Most of us know that the infamous “lease-to-own” agreements that some companies push on their drivers are generally a terrible, terrible deal. If you didn’t know that, think about it like this: If the company offers the program, it’s to make them more money. If they’re making more money, that likely means that they’re shifting costs away from them… and on to you. The lease agreements that they have drivers sign are generally pretty ironclad; there’s usually no backing out of one once you’ve put pen to paper. One particularly unscrupulous company has raised the bar for shady lease-to-own contracts in an almost impressively immoral way.
Green Fleet Systems, a trucking company that serves both the Port of Los Angeles and the Port of Long Beach, had your general run-of-the mill lease-to-own program going on. Drivers were paying so much in leasing fees and maintenance that they were barely breaking even every month with their paychecks.
It had become so intolerable that four drivers approached the California Labor Commissioner, a government office in charge of enforcing labor laws, and filed wage-and-hour claims against Green Fleet, asserting that they were in fact employees, not independent-contractors, and had been unlawfully misclassified. The labor commissioner agreed with the drivers, and determined that Green Fleet owed them a combined $280,000.
This is where it gets really shady.
In an attempt to keep their other drivers from doing exactly the same thing, Green Fleet required every lease operator to sign new leases that were supposed to limit their rights even further. The new leases said that if a driver ever does claim to be an employee, he or she will not only defend and hold the company harmless, but that they also agree to pay the company’s defense costs. So drivers could possibly be reclassified as employees, but only if they waive their right to demand back pay and pay for the lawyer that would argue against them.
Another section stated that any dispute regarding the lease would have to be settled by an arbitrator chosen by the company.
To top it all off, Green Fleets and nine other companies then filed a lawsuit that would prevent the Labor Commissioner’s office from enforcing the very laws that it was created to uphold. Specifically it would prevent the office from “investigating, processing, or proceeding to hearing on any claim” made by those ten companies’ drivers.

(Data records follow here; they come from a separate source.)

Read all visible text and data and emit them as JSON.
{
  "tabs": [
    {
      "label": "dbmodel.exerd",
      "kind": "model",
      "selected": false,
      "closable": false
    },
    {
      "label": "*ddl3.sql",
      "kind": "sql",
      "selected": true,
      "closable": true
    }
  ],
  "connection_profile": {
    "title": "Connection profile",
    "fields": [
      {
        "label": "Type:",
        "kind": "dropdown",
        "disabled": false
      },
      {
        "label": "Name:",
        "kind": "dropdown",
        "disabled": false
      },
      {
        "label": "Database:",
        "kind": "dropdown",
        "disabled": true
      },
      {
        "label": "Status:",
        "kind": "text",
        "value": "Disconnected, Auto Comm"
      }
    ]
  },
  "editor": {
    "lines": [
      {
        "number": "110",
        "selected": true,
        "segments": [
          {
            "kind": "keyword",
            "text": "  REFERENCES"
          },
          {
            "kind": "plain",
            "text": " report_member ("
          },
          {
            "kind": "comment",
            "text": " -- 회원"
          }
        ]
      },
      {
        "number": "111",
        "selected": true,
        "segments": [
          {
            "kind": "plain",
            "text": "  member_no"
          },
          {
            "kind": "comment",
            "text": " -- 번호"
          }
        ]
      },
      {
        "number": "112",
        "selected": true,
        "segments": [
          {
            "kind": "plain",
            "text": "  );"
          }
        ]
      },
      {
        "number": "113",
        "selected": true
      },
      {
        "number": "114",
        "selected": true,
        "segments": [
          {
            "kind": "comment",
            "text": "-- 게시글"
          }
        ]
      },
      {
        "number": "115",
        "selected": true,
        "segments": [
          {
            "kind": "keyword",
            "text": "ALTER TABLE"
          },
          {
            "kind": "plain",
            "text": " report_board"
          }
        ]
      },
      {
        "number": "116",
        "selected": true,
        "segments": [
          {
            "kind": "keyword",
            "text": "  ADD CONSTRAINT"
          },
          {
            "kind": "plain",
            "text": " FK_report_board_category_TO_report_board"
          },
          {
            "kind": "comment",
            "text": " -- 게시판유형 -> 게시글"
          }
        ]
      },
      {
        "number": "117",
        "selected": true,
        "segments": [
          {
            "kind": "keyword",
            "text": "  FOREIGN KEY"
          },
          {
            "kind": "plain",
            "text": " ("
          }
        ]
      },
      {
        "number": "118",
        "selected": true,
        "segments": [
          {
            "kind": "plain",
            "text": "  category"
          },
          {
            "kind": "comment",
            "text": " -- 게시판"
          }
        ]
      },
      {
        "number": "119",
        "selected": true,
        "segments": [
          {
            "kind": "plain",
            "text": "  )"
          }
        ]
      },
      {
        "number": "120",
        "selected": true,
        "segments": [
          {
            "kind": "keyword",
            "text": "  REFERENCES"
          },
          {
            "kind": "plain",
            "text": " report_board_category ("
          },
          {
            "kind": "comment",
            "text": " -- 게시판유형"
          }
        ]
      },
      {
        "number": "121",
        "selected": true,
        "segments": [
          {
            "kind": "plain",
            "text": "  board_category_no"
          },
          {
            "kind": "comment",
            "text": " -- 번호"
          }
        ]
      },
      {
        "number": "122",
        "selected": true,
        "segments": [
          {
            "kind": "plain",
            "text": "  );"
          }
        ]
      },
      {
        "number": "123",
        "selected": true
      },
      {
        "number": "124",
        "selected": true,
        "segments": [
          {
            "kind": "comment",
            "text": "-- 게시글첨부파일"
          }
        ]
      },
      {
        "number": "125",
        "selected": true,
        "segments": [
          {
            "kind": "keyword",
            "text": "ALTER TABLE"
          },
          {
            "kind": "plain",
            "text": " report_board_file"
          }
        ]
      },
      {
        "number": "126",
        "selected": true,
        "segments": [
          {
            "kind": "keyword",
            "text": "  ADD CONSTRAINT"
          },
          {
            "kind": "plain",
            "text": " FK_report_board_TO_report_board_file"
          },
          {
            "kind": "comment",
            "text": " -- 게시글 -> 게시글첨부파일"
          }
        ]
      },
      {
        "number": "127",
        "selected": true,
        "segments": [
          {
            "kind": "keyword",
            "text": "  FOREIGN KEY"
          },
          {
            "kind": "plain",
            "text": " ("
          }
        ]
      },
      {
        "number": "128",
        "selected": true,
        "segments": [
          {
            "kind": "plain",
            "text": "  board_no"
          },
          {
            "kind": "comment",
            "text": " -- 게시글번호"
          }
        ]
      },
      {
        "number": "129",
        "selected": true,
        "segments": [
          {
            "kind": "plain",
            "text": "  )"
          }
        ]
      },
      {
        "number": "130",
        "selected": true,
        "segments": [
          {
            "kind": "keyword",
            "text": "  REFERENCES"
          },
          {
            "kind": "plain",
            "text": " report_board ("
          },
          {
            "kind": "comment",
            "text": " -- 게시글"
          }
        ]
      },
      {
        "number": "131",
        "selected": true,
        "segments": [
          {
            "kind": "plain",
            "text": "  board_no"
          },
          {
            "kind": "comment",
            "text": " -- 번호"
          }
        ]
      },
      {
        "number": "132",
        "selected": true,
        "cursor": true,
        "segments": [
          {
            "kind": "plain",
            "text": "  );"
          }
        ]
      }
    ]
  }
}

Of course, none of the changes that were made to the leases would hold up in court, their real goal is to prevent an uninformed driver from attempting to go to court because “hey, it says right here in your lease agreement that you can’t.” Fortunately, just because you’ve been able to get someone to unintentionally sign away their rights, doesn’t mean that those rights are actually gone.
It’s actually a good thing that those companies tried to shield themselves from impending lawsuits, it just makes it even clearer how guilty they really are.